Is it Right to Adapt The Scarlet Letter, The Bible, and Mein Kampf into Manga?
It’s an eternal struggle for teachers to get their students interested in important works of literature from years long past. Since the material is so old, it can put younger people off from reading it entirely, even though they might’ve actually enjoyed the content if their eyes hadn’t already glazed over from the presentation. So, what’s the magic bullet that can make these books appealing? …Manga, of course!
Both in and out of Japan, manga is a huge sensation among kids and young adults (as we nerds already know). So naturally, several companies, both Japanese and otherwise, have made it their mission to bring classic literature and other important works to this generation by adapting them into manga. Today, we’re going to examine three of these adaptations, each from a different publisher, to try to figure out why they were reimagined in the style of Japanese comics.
Did it come from a genuine desire to expand the audience of a classic by bringing it to life in a new way? Or was it for the publisher’s own benefit and manga was just the latest trend they could use? Let’s take a look!

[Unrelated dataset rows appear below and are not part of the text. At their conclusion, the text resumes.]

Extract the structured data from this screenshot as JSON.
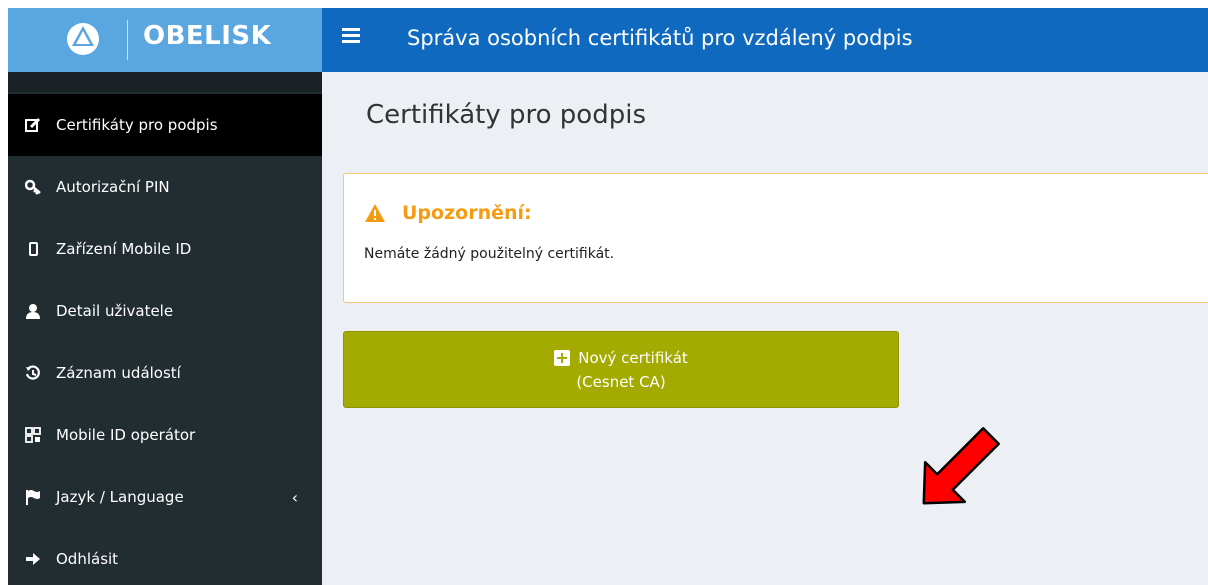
{
  "brand": {
    "name": "OBELISK"
  },
  "header": {
    "title": "Správa osobních certifikátů pro vzdálený podpis",
    "menu_icon": "hamburger-icon"
  },
  "sidebar": {
    "items": [
      {
        "label": "Certifikáty pro podpis",
        "icon": "edit-icon",
        "active": true
      },
      {
        "label": "Autorizační PIN",
        "icon": "key-icon"
      },
      {
        "label": "Zařízení Mobile ID",
        "icon": "mobile-icon"
      },
      {
        "label": "Detail uživatele",
        "icon": "user-icon"
      },
      {
        "label": "Záznam událostí",
        "icon": "history-icon"
      },
      {
        "label": "Mobile ID operátor",
        "icon": "qrcode-icon"
      },
      {
        "label": "Jazyk / Language",
        "icon": "flag-icon",
        "submenu": "‹"
      },
      {
        "label": "Odhlásit",
        "icon": "sign-out-icon"
      }
    ]
  },
  "main": {
    "title": "Certifikáty pro podpis",
    "alert": {
      "title": "Upozornění:",
      "text": "Nemáte žádný použitelný certifikát."
    },
    "new_cert_button": {
      "line1": "Nový certifikát",
      "line2": "(Cesnet CA)"
    }
  },
  "colors": {
    "brand_bg": "#5aa6e0",
    "header_bg": "#0f6abf",
    "sidebar_bg": "#222d32",
    "content_bg": "#ecf0f5",
    "warning": "#f39c12",
    "button_bg": "#a3ab00",
    "arrow": "#ff0000"
  }
}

This article was written for Manga.Tokyo, so please read it on their site. :)